“Additionally, it will be necessary to provide an infrastructure dedicated to the UAM market, such as the vertiports where eVTOLs will operate, the distribution of energy for charging batteries and other associated services,” he said. “In this sense, Eve will work with partners who will help make the ecosystem viable. Aside from that, all aspects of eVTOL operations will be developed in conjunction with aviation and transportation regulatory agencies worldwide. We believe Eve is very well positioned in relation to the competition, due to Embraer’s expertise in certification of safe and reliable aircraft for over 50 years.”

A summary of Eve’s recent business activities

  • Eve recently partnered with Brazil-based Avantto, which specialized in business aircraft sharing, to develop UAM across Latin America and ordered up to 100 of Eve’s eVTOL aircraft.
  • Also in Brazil, Eve is leading an effort to develop a concept of operations for UAM in Rio de Janeiro.
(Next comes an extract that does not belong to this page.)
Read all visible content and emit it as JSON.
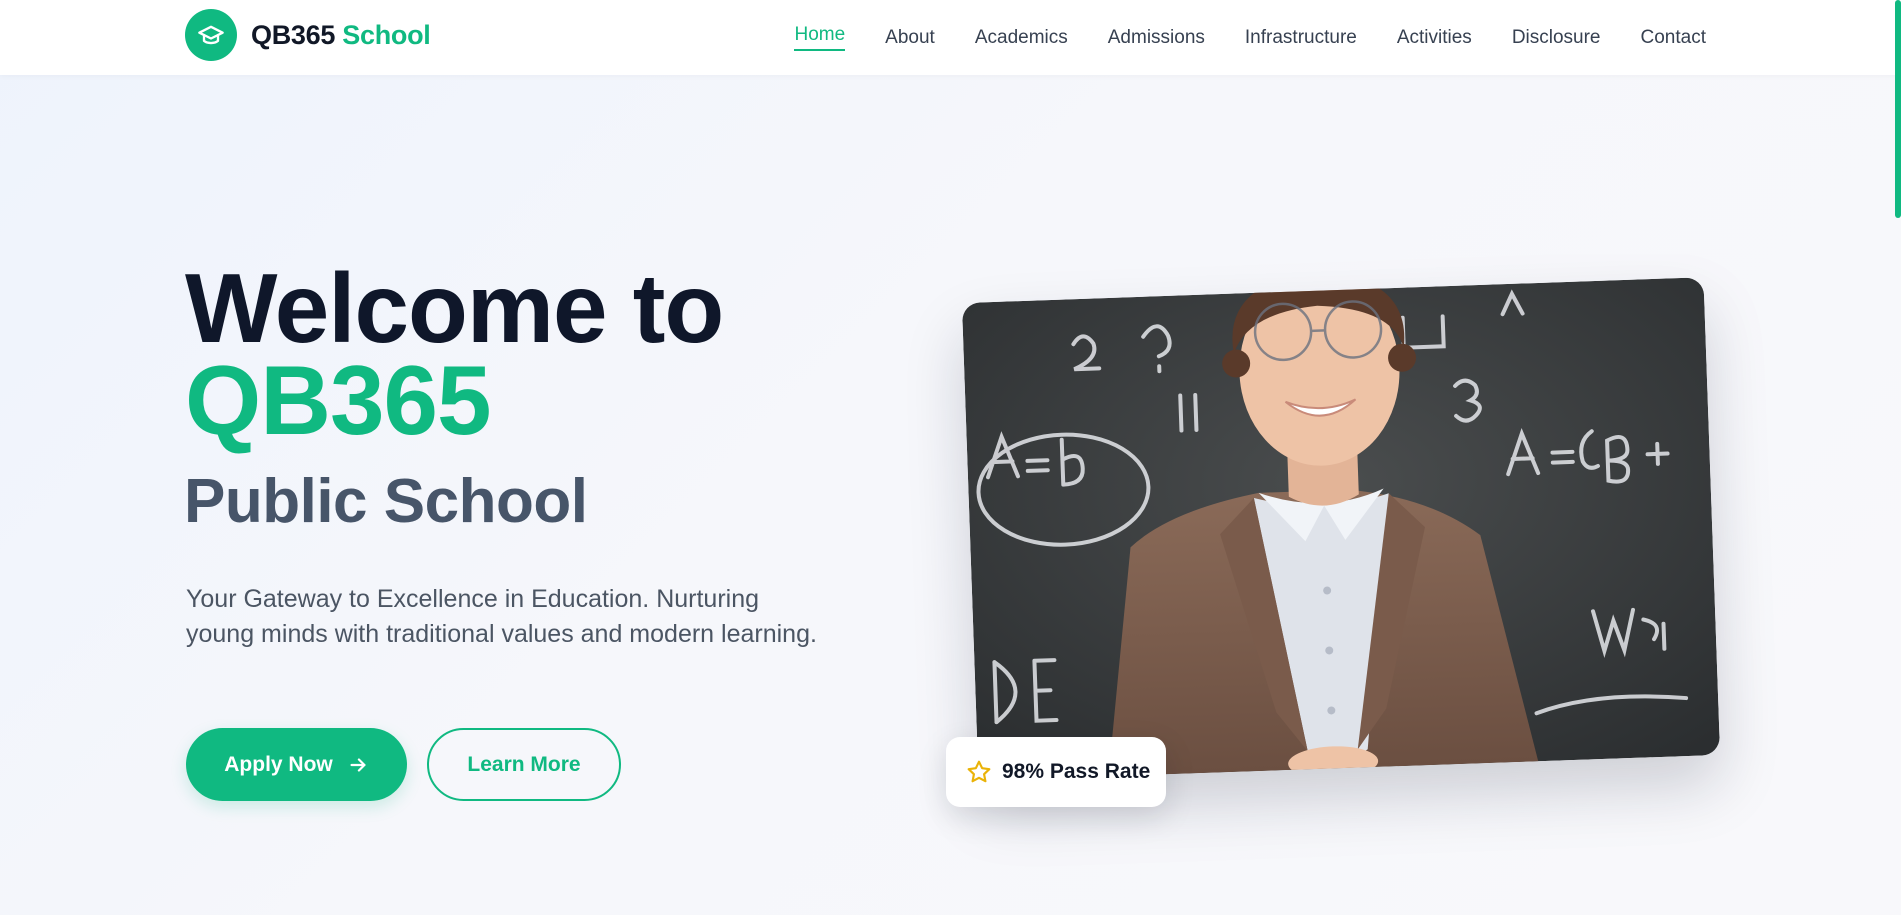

The initiative includes Brazil’s National Civil Aviation Agency (ANAC) and Department of Airspace Control (DECEA), as well as a number of companies in collaboration with Eve: Helisul, Skyports, Flapper, and EDP.
  • Eve also has conditional orders from Australia-based offshore helicopter operator Bristow Group, AzorraRepublic Airways, Skywest, Halo, and Falko Regional Aircraft, among others.
  • Eve is collaborating with Paris-based helicopter booking platform Helipass to deploy eVTOL aircraft across France and elsewhere in Europe as air taxis.
  • In Africa, Eve has signed an agreement with Kenya Airways to develop UAM models through the latter’s subsidiary, Fahari Aviation.
  • Eve has also partnered with the flight booking service Ascent to introduce Eve’s future eVTOL air taxis into Asia-Pacific markets.

Notice a spelling mistake or typo?

Click on the button below to send an email to our team and we will get to it as soon as possible.

Report an error or typo

Have a story idea you would like to suggest?

Click on the button below to send an email to our team and we will get to it as soon as possible.

Suggest a story

Join the Conversation

  1. Avatar for Treena Hein
  2. Avatar for Treena Hein


  1. The configuration is ‘messy’ and prone to flutter as well as assymetrics in pitch and roll if one or more props are inoperative . losing one ducted propeller will create high yaw with very little vertical tail to counter it (twin power failure case ) birdstrike or flockstrike could be catastrophic . needs total redesign . sad that a firm like Embraer with some elegant designs got it so wrong , the ‘candelabra’ approach to VTOL is inevitably a poor choice.

Leave a comment

Your email address will not be published.